───── THE DATA

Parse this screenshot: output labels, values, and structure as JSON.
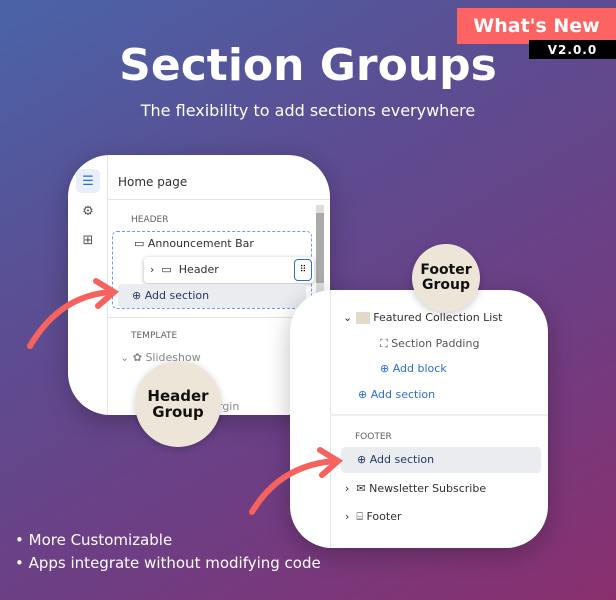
{
  "badge": {
    "label": "What's New",
    "version": "V2.0.0"
  },
  "hero": {
    "title": "Section Groups",
    "subtitle": "The flexibility to add sections everywhere"
  },
  "left_panel": {
    "page": "Home page",
    "header_label": "HEADER",
    "items": [
      "Announcement Bar",
      "Header"
    ],
    "add_section": "Add section",
    "template_label": "TEMPLATE",
    "template_item": "Slideshow",
    "partial": "rgin"
  },
  "right_panel": {
    "items": [
      "Featured Collection List",
      "Section Padding"
    ],
    "add_block": "Add block",
    "add_section": "Add section",
    "footer_label": "FOOTER",
    "footer_add": "Add section",
    "footer_items": [
      "Newsletter Subscribe",
      "Footer"
    ]
  },
  "callouts": {
    "header": [
      "Header",
      "Group"
    ],
    "footer": [
      "Footer",
      "Group"
    ]
  },
  "bullets": [
    "More Customizable",
    "Apps integrate without modifying code"
  ],
  "colors": {
    "accent": "#fb6463",
    "link": "#2c6ecb"
  }
}
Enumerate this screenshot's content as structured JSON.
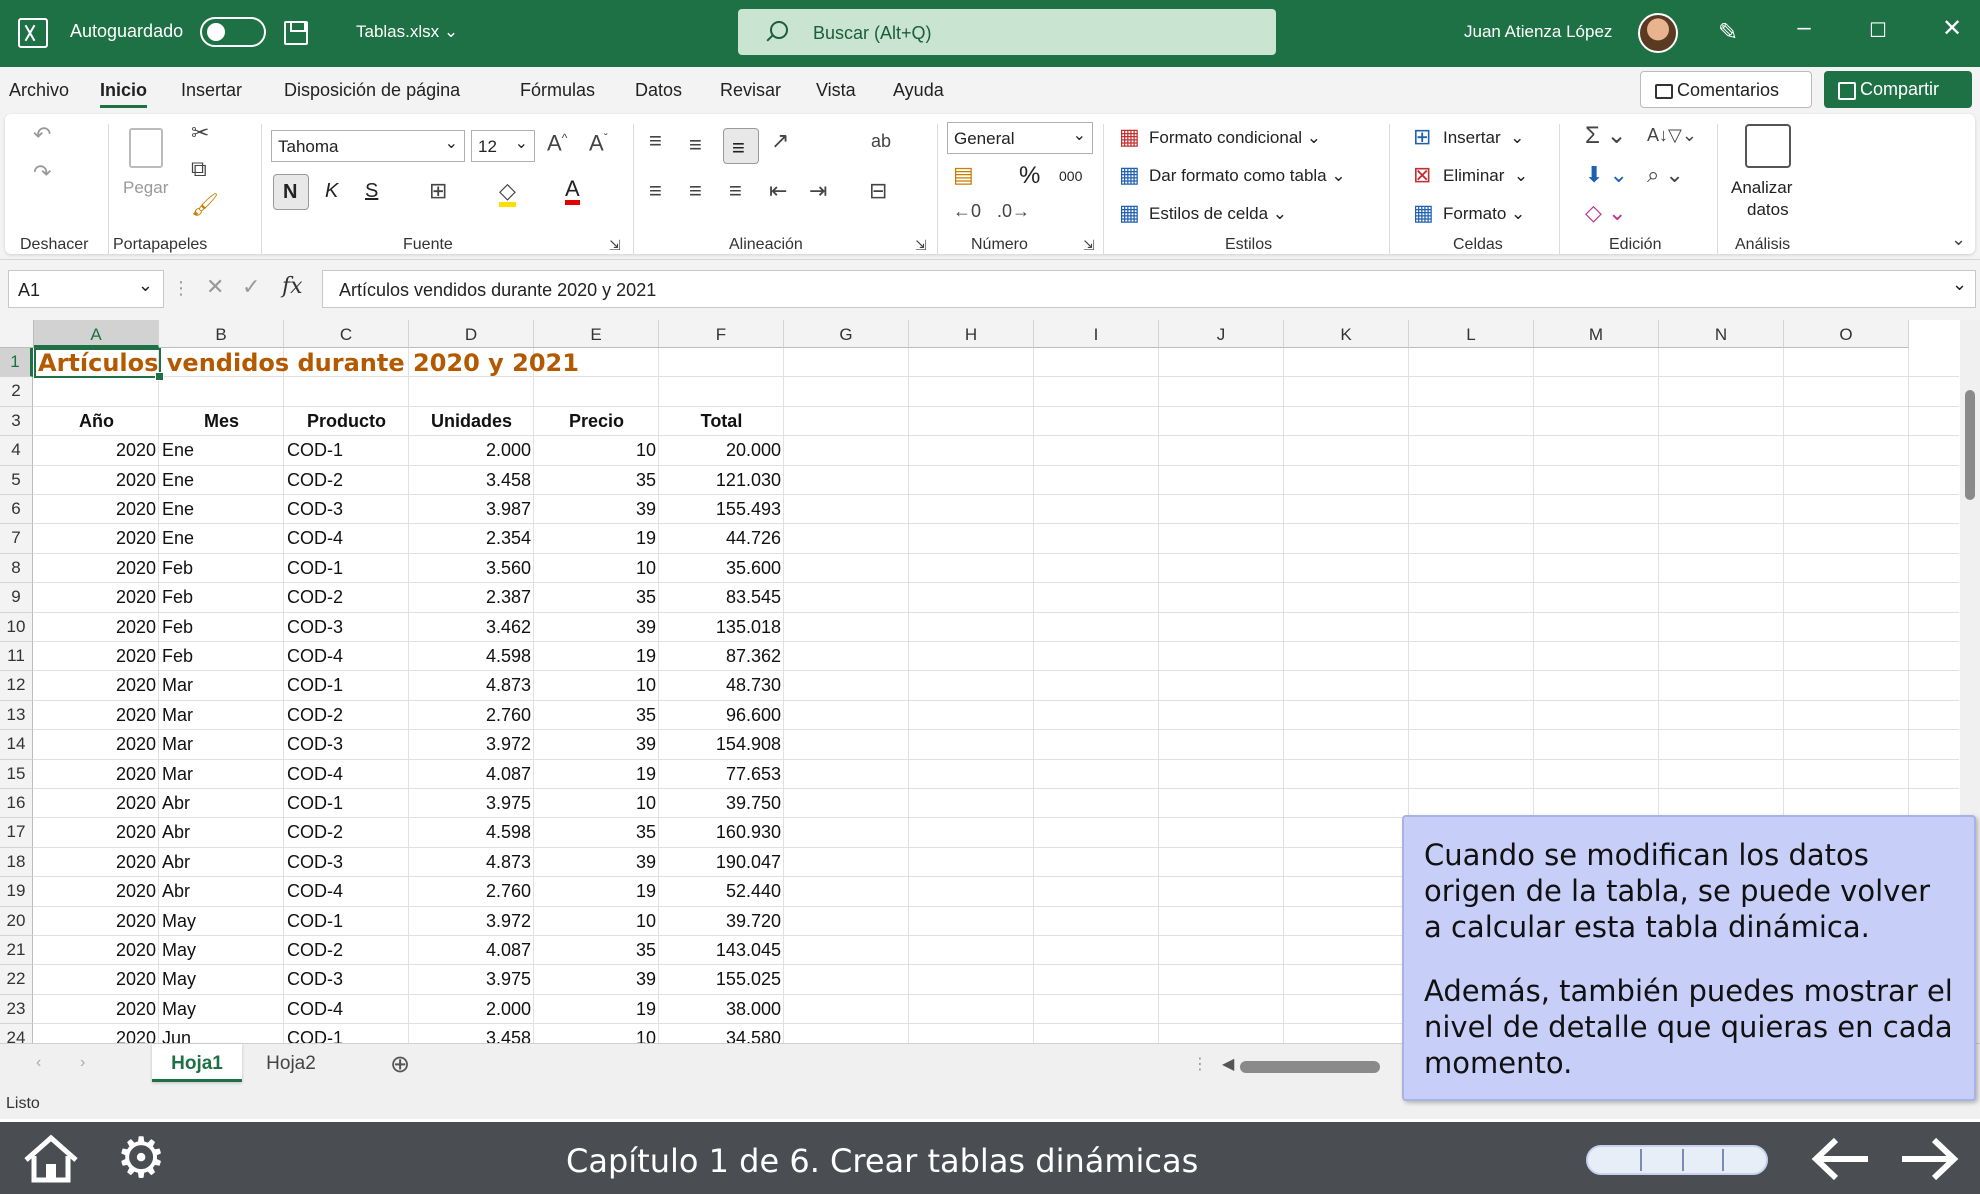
{
  "titlebar": {
    "autosave_label": "Autoguardado",
    "filename": "Tablas.xlsx",
    "search_placeholder": "Buscar (Alt+Q)",
    "user_name": "Juan Atienza López"
  },
  "menu": {
    "items": [
      "Archivo",
      "Inicio",
      "Insertar",
      "Disposición de página",
      "Fórmulas",
      "Datos",
      "Revisar",
      "Vista",
      "Ayuda"
    ],
    "active": "Inicio",
    "comments_label": "Comentarios",
    "share_label": "Compartir"
  },
  "ribbon": {
    "paste_label": "Pegar",
    "font_name": "Tahoma",
    "font_size": "12",
    "bold": "N",
    "italic": "K",
    "underline": "S",
    "number_format": "General",
    "percent": "%",
    "thousands": "000",
    "cond_format": "Formato condicional",
    "format_table": "Dar formato como tabla",
    "cell_styles": "Estilos de celda",
    "insert": "Insertar",
    "delete": "Eliminar",
    "format": "Formato",
    "analyze_1": "Analizar",
    "analyze_2": "datos",
    "groups": {
      "undo": "Deshacer",
      "clipboard": "Portapapeles",
      "font": "Fuente",
      "alignment": "Alineación",
      "number": "Número",
      "styles": "Estilos",
      "cells": "Celdas",
      "editing": "Edición",
      "analysis": "Análisis"
    }
  },
  "formula_bar": {
    "cell_ref": "A1",
    "fx": "fx",
    "content": "Artículos vendidos durante 2020 y 2021"
  },
  "sheet": {
    "columns": [
      "A",
      "B",
      "C",
      "D",
      "E",
      "F",
      "G",
      "H",
      "I",
      "J",
      "K",
      "L",
      "M",
      "N",
      "O"
    ],
    "row_numbers": [
      "1",
      "2",
      "3",
      "4",
      "5",
      "6",
      "7",
      "8",
      "9",
      "10",
      "11",
      "12",
      "13",
      "14",
      "15",
      "16",
      "17",
      "18",
      "19",
      "20",
      "21",
      "22",
      "23",
      "24"
    ],
    "title": "Artículos vendidos durante 2020 y 2021",
    "headers": [
      "Año",
      "Mes",
      "Producto",
      "Unidades",
      "Precio",
      "Total"
    ],
    "rows": [
      [
        "2020",
        "Ene",
        "COD-1",
        "2.000",
        "10",
        "20.000"
      ],
      [
        "2020",
        "Ene",
        "COD-2",
        "3.458",
        "35",
        "121.030"
      ],
      [
        "2020",
        "Ene",
        "COD-3",
        "3.987",
        "39",
        "155.493"
      ],
      [
        "2020",
        "Ene",
        "COD-4",
        "2.354",
        "19",
        "44.726"
      ],
      [
        "2020",
        "Feb",
        "COD-1",
        "3.560",
        "10",
        "35.600"
      ],
      [
        "2020",
        "Feb",
        "COD-2",
        "2.387",
        "35",
        "83.545"
      ],
      [
        "2020",
        "Feb",
        "COD-3",
        "3.462",
        "39",
        "135.018"
      ],
      [
        "2020",
        "Feb",
        "COD-4",
        "4.598",
        "19",
        "87.362"
      ],
      [
        "2020",
        "Mar",
        "COD-1",
        "4.873",
        "10",
        "48.730"
      ],
      [
        "2020",
        "Mar",
        "COD-2",
        "2.760",
        "35",
        "96.600"
      ],
      [
        "2020",
        "Mar",
        "COD-3",
        "3.972",
        "39",
        "154.908"
      ],
      [
        "2020",
        "Mar",
        "COD-4",
        "4.087",
        "19",
        "77.653"
      ],
      [
        "2020",
        "Abr",
        "COD-1",
        "3.975",
        "10",
        "39.750"
      ],
      [
        "2020",
        "Abr",
        "COD-2",
        "4.598",
        "35",
        "160.930"
      ],
      [
        "2020",
        "Abr",
        "COD-3",
        "4.873",
        "39",
        "190.047"
      ],
      [
        "2020",
        "Abr",
        "COD-4",
        "2.760",
        "19",
        "52.440"
      ],
      [
        "2020",
        "May",
        "COD-1",
        "3.972",
        "10",
        "39.720"
      ],
      [
        "2020",
        "May",
        "COD-2",
        "4.087",
        "35",
        "143.045"
      ],
      [
        "2020",
        "May",
        "COD-3",
        "3.975",
        "39",
        "155.025"
      ],
      [
        "2020",
        "May",
        "COD-4",
        "2.000",
        "19",
        "38.000"
      ],
      [
        "2020",
        "Jun",
        "COD-1",
        "3.458",
        "10",
        "34.580"
      ]
    ]
  },
  "sheet_tabs": [
    "Hoja1",
    "Hoja2"
  ],
  "status": {
    "text": "Listo"
  },
  "callout": {
    "p1": "Cuando se modifican los datos origen de la tabla, se puede volver a calcular esta tabla dinámica.",
    "p2": "Además, también puedes mostrar el nivel de detalle que quieras en cada momento."
  },
  "bottom_nav": {
    "chapter": "Capítulo 1 de 6. Crear tablas dinámicas"
  },
  "colors": {
    "excel_green": "#1e7145",
    "title_orange": "#b35a00",
    "callout_bg": "#c7cff8",
    "nav_bg": "#4a4d52"
  }
}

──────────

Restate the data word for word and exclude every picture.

RESULT OF THE EXERCISE →
Parse this screenshot: output labels, values, and structure as JSON.
{
  "badge": {
    "label": "What's New",
    "version": "V2.0.0"
  },
  "hero": {
    "title": "Section Groups",
    "subtitle": "The flexibility to add sections everywhere"
  },
  "left_panel": {
    "page": "Home page",
    "header_label": "HEADER",
    "items": [
      "Announcement Bar",
      "Header"
    ],
    "add_section": "Add section",
    "template_label": "TEMPLATE",
    "template_item": "Slideshow",
    "partial": "rgin"
  },
  "right_panel": {
    "items": [
      "Featured Collection List",
      "Section Padding"
    ],
    "add_block": "Add block",
    "add_section": "Add section",
    "footer_label": "FOOTER",
    "footer_add": "Add section",
    "footer_items": [
      "Newsletter Subscribe",
      "Footer"
    ]
  },
  "callouts": {
    "header": [
      "Header",
      "Group"
    ],
    "footer": [
      "Footer",
      "Group"
    ]
  },
  "bullets": [
    "More Customizable",
    "Apps integrate without modifying code"
  ],
  "colors": {
    "accent": "#fb6463",
    "link": "#2c6ecb"
  }
}
Enumerate this screenshot's content as structured JSON.
{
  "titlebar": {
    "autosave_label": "Autoguardado",
    "filename": "Tablas.xlsx",
    "search_placeholder": "Buscar (Alt+Q)",
    "user_name": "Juan Atienza López"
  },
  "menu": {
    "items": [
      "Archivo",
      "Inicio",
      "Insertar",
      "Disposición de página",
      "Fórmulas",
      "Datos",
      "Revisar",
      "Vista",
      "Ayuda"
    ],
    "active": "Inicio",
    "comments_label": "Comentarios",
    "share_label": "Compartir"
  },
  "ribbon": {
    "paste_label": "Pegar",
    "font_name": "Tahoma",
    "font_size": "12",
    "bold": "N",
    "italic": "K",
    "underline": "S",
    "number_format": "General",
    "percent": "%",
    "thousands": "000",
    "cond_format": "Formato condicional",
    "format_table": "Dar formato como tabla",
    "cell_styles": "Estilos de celda",
    "insert": "Insertar",
    "delete": "Eliminar",
    "format": "Formato",
    "analyze_1": "Analizar",
    "analyze_2": "datos",
    "groups": {
      "undo": "Deshacer",
      "clipboard": "Portapapeles",
      "font": "Fuente",
      "alignment": "Alineación",
      "number": "Número",
      "styles": "Estilos",
      "cells": "Celdas",
      "editing": "Edición",
      "analysis": "Análisis"
    }
  },
  "formula_bar": {
    "cell_ref": "A1",
    "fx": "fx",
    "content": "Artículos vendidos durante 2020 y 2021"
  },
  "sheet": {
    "columns": [
      "A",
      "B",
      "C",
      "D",
      "E",
      "F",
      "G",
      "H",
      "I",
      "J",
      "K",
      "L",
      "M",
      "N",
      "O"
    ],
    "row_numbers": [
      "1",
      "2",
      "3",
      "4",
      "5",
      "6",
      "7",
      "8",
      "9",
      "10",
      "11",
      "12",
      "13",
      "14",
      "15",
      "16",
      "17",
      "18",
      "19",
      "20",
      "21",
      "22",
      "23",
      "24"
    ],
    "title": "Artículos vendidos durante 2020 y 2021",
    "headers": [
      "Año",
      "Mes",
      "Producto",
      "Unidades",
      "Precio",
      "Total"
    ],
    "rows": [
      [
        "2020",
        "Ene",
        "COD-1",
        "2.000",
        "10",
        "20.000"
      ],
      [
        "2020",
        "Ene",
        "COD-2",
        "3.458",
        "35",
        "121.030"
      ],
      [
        "2020",
        "Ene",
        "COD-3",
        "3.987",
        "39",
        "155.493"
      ],
      [
        "2020",
        "Ene",
        "COD-4",
        "2.354",
        "19",
        "44.726"
      ],
      [
        "2020",
        "Feb",
        "COD-1",
        "3.560",
        "10",
        "35.600"
      ],
      [
        "2020",
        "Feb",
        "COD-2",
        "2.387",
        "35",
        "83.545"
      ],
      [
        "2020",
        "Feb",
        "COD-3",
        "3.462",
        "39",
        "135.018"
      ],
      [
        "2020",
        "Feb",
        "COD-4",
        "4.598",
        "19",
        "87.362"
      ],
      [
        "2020",
        "Mar",
        "COD-1",
        "4.873",
        "10",
        "48.730"
      ],
      [
        "2020",
        "Mar",
        "COD-2",
        "2.760",
        "35",
        "96.600"
      ],
      [
        "2020",
        "Mar",
        "COD-3",
        "3.972",
        "39",
        "154.908"
      ],
      [
        "2020",
        "Mar",
        "COD-4",
        "4.087",
        "19",
        "77.653"
      ],
      [
        "2020",
        "Abr",
        "COD-1",
        "3.975",
        "10",
        "39.750"
      ],
      [
        "2020",
        "Abr",
        "COD-2",
        "4.598",
        "35",
        "160.930"
      ],
      [
        "2020",
        "Abr",
        "COD-3",
        "4.873",
        "39",
        "190.047"
      ],
      [
        "2020",
        "Abr",
        "COD-4",
        "2.760",
        "19",
        "52.440"
      ],
      [
        "2020",
        "May",
        "COD-1",
        "3.972",
        "10",
        "39.720"
      ],
      [
        "2020",
        "May",
        "COD-2",
        "4.087",
        "35",
        "143.045"
      ],
      [
        "2020",
        "May",
        "COD-3",
        "3.975",
        "39",
        "155.025"
      ],
      [
        "2020",
        "May",
        "COD-4",
        "2.000",
        "19",
        "38.000"
      ],
      [
        "2020",
        "Jun",
        "COD-1",
        "3.458",
        "10",
        "34.580"
      ]
    ]
  },
  "sheet_tabs": [
    "Hoja1",
    "Hoja2"
  ],
  "status": {
    "text": "Listo"
  },
  "callout": {
    "p1": "Cuando se modifican los datos origen de la tabla, se puede volver a calcular esta tabla dinámica.",
    "p2": "Además, también puedes mostrar el nivel de detalle que quieras en cada momento."
  },
  "bottom_nav": {
    "chapter": "Capítulo 1 de 6. Crear tablas dinámicas"
  },
  "colors": {
    "excel_green": "#1e7145",
    "title_orange": "#b35a00",
    "callout_bg": "#c7cff8",
    "nav_bg": "#4a4d52"
  }
}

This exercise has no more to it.